## EXERCISE AIM
Print every entry word for word, but omit the pictures.

## WORKING DATA
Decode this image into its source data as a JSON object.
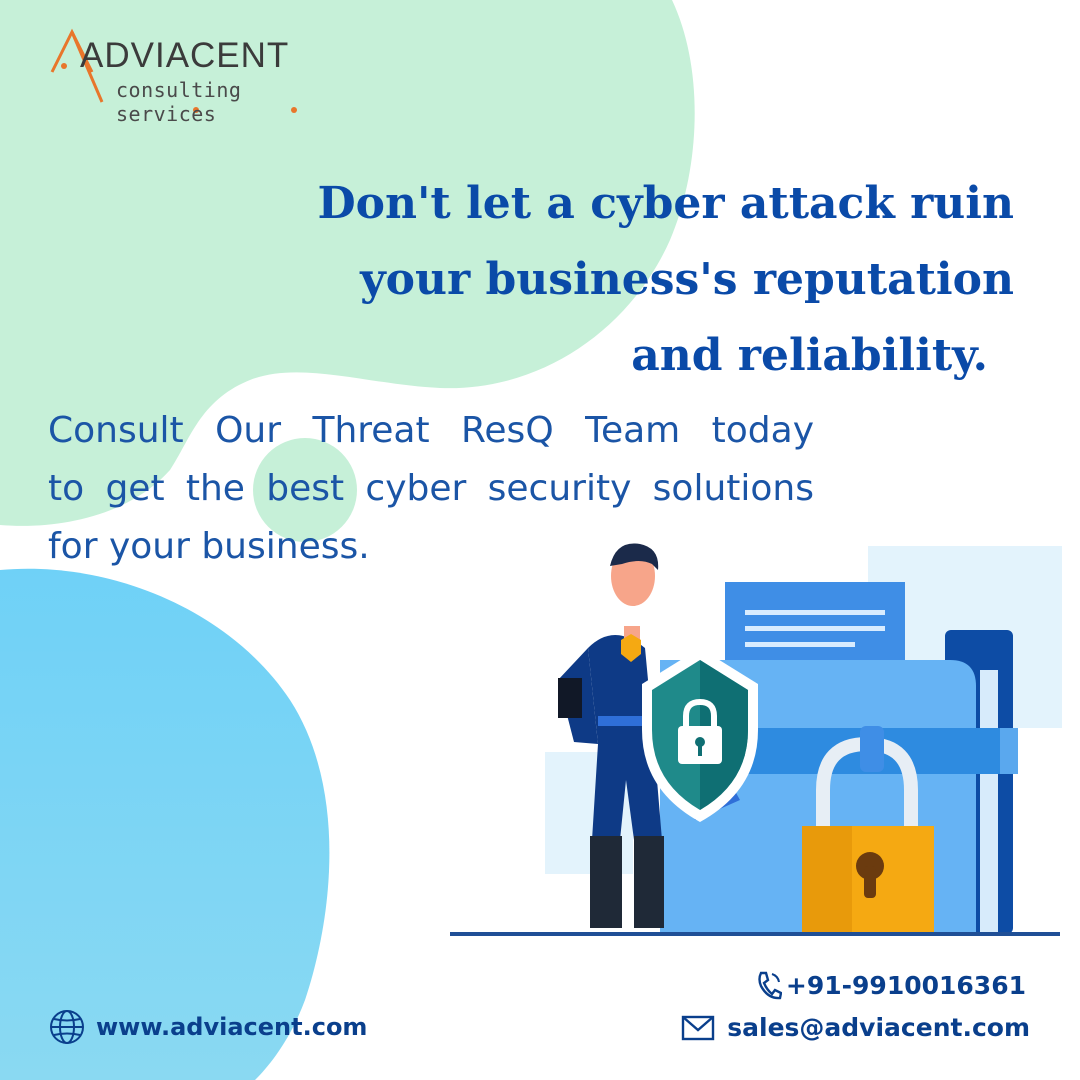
{
  "brand": {
    "logo_text": "ADVIACENT",
    "logo_tagline": "consulting services"
  },
  "headline": {
    "line1": "Don't let a cyber attack ruin",
    "line2": "your business's reputation",
    "line3": "and reliability."
  },
  "body": {
    "line1": "Consult Our Threat ResQ Team today",
    "line2": "to get the best cyber security solutions",
    "line3": "for your business."
  },
  "contact": {
    "website": "www.adviacent.com",
    "phone": "+91-9910016361",
    "email": "sales@adviacent.com"
  },
  "illustration": {
    "icons": [
      "superhero-figure",
      "shield-lock-icon",
      "folder-icon",
      "padlock-icon"
    ]
  },
  "colors": {
    "headline": "#0a4aa8",
    "body": "#1b55a6",
    "footer": "#0a3f8c",
    "green_blob": "#c6f0d8",
    "blue_blob": "#7fd3f5",
    "logo_orange": "#e8762b"
  }
}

## SOLUTION FOR THIS TASK
Decode this image into its source data as a JSON object.
{
  "brand": {
    "logo_text": "ADVIACENT",
    "logo_tagline": "consulting services"
  },
  "headline": {
    "line1": "Don't let a cyber attack ruin",
    "line2": "your business's reputation",
    "line3": "and reliability."
  },
  "body": {
    "line1": "Consult Our Threat ResQ Team today",
    "line2": "to get the best cyber security solutions",
    "line3": "for your business."
  },
  "contact": {
    "website": "www.adviacent.com",
    "phone": "+91-9910016361",
    "email": "sales@adviacent.com"
  },
  "illustration": {
    "icons": [
      "superhero-figure",
      "shield-lock-icon",
      "folder-icon",
      "padlock-icon"
    ]
  },
  "colors": {
    "headline": "#0a4aa8",
    "body": "#1b55a6",
    "footer": "#0a3f8c",
    "green_blob": "#c6f0d8",
    "blue_blob": "#7fd3f5",
    "logo_orange": "#e8762b"
  }
}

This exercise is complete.